McMurray’s Test

Orthopedic Exam / Special Tests for Physical Therapy: KNEE

McMurray’s Test

Meniscal injuries may
be the most common knee injury. Meniscus tears are sometimes related to
trauma, but significant trauma is not necessary. A sudden twist or
repeated squatting can tear the meniscus. A torn meniscus is one of the
most common knee injuries. Any activity
that causes you to forcefully twist or rotate your knee, especially when
putting the pressure of your full weight on it, can lead to a torn

Signs and Symptoms:

Most meniscal injuries can be diagnosed by obtaining a detailed history. Important points to address include:  Mechanism of injury (eg, twisting, squatting, changes in position), Pain (commonly intermittent and usually localized to the joint line),Mechanical complaints (eg, clicking, catching, locking, pinching, or a sensation of giving way),Swelling (usually delayed, sometimes absent; degenerative tears often manifest with recurrent effusions).

Provocative maneuvers that may elicit characteristic results in the presence of a meniscal tear include the following:

  •    Apley test – Pain at the medial or lateral joint
  •     McMurrays test – Pain or a reproducible click

Special Test: McMurray’s Test


  • Testing for Injury to the Menisci

Video Demo Instructions, Procedure, Positive Test:

Special Test: McMurrays Test Video Demo (Procedure below)


Special Test: McMurray’s Test: PROCEDURE:
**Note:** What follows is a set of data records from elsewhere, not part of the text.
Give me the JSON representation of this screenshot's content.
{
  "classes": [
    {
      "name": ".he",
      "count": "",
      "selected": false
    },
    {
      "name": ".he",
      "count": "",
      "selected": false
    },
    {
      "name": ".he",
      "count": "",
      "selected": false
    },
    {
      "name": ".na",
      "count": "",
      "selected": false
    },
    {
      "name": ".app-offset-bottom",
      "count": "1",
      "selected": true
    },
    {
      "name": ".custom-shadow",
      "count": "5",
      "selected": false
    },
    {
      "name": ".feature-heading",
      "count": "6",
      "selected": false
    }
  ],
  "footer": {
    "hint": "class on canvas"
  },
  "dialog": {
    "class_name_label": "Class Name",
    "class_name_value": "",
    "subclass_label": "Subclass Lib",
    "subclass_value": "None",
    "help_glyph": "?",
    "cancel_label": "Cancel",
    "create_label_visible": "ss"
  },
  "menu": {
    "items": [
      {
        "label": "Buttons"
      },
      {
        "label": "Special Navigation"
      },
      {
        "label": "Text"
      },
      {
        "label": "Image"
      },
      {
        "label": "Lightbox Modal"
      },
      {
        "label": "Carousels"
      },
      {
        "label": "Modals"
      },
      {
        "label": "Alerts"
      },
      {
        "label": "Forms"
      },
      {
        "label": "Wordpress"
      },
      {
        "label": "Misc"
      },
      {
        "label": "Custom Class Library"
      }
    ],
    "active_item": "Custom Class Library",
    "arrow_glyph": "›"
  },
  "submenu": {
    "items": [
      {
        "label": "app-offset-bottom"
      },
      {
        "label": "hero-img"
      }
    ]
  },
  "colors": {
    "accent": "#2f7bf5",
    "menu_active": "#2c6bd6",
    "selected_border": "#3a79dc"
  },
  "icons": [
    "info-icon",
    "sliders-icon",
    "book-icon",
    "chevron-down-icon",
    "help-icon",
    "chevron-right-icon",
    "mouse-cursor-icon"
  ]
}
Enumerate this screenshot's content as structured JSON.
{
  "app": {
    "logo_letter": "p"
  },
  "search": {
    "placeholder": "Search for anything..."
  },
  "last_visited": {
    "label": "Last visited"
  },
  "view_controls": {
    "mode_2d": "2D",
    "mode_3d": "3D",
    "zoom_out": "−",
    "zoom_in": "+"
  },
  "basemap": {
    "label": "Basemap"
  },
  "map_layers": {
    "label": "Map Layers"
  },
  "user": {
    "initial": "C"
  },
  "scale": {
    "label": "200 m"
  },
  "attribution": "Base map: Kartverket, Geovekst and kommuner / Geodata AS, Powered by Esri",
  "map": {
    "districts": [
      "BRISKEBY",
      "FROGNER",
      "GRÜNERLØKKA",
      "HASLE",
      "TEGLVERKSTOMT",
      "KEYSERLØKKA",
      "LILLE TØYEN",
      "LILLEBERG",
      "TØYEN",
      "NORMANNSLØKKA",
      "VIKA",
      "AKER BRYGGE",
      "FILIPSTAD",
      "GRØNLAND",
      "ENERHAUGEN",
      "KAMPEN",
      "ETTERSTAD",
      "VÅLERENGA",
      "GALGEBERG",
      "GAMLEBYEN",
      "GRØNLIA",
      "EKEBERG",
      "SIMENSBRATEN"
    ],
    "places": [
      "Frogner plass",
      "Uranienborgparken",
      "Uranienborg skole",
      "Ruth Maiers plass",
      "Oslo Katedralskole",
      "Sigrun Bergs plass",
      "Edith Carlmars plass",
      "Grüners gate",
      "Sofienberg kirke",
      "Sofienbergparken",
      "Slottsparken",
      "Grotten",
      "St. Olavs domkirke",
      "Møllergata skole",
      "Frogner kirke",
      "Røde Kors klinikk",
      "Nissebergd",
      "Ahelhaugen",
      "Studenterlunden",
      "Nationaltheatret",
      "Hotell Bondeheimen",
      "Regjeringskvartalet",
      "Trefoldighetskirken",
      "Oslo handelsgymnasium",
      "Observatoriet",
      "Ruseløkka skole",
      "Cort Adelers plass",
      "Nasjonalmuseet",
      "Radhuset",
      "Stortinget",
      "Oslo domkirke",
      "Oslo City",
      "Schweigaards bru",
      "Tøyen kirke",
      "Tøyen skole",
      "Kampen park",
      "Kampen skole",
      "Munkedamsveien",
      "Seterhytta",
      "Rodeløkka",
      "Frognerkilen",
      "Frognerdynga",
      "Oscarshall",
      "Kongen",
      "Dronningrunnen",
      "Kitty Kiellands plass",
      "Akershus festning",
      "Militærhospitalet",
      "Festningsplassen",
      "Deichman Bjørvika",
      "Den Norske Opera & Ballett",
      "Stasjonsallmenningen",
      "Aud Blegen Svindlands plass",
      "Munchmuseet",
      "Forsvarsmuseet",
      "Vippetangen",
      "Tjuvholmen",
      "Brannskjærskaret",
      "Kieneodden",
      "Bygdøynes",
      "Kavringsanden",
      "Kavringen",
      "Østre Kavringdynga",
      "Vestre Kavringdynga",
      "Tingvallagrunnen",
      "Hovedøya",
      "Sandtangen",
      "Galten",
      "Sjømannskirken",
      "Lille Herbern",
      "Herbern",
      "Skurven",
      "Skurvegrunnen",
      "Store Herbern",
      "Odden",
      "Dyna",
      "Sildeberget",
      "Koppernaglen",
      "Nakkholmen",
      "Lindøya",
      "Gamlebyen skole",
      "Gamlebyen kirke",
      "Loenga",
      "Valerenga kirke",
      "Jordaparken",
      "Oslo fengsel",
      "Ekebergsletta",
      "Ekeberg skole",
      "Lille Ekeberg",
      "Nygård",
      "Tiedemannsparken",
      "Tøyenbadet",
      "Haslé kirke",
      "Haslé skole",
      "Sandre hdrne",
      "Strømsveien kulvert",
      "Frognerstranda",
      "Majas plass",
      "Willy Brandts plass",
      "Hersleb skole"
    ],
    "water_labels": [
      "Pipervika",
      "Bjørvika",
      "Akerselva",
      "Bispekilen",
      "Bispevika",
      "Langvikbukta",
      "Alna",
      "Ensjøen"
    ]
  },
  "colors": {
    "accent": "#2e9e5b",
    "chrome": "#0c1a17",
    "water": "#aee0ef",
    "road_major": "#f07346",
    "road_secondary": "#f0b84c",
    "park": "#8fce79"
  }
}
• Patient is supine, their affected hip and knee are flexed
• Therapist cups one hand over the patient’s knee ( palm over the patella and fingers/thumb over the joint line)
• Therapist grasps patient’s heel with the other hand
• Therapist slowly extends the patient’s knee, while applying different stresses ( #s 1 & 2 below) to check both menisci.

1: external rotation of the tibia and valgus stress on the knee to assess medial meniscus
2: internal rotation of the tibia and varus stress on the knee to assess lateral meniscus

Special Test: McMurrays Test: Positive Sign:

  • Click or Catch in the extension of the knee. ( A negative test does not completely rule out meniscal tear).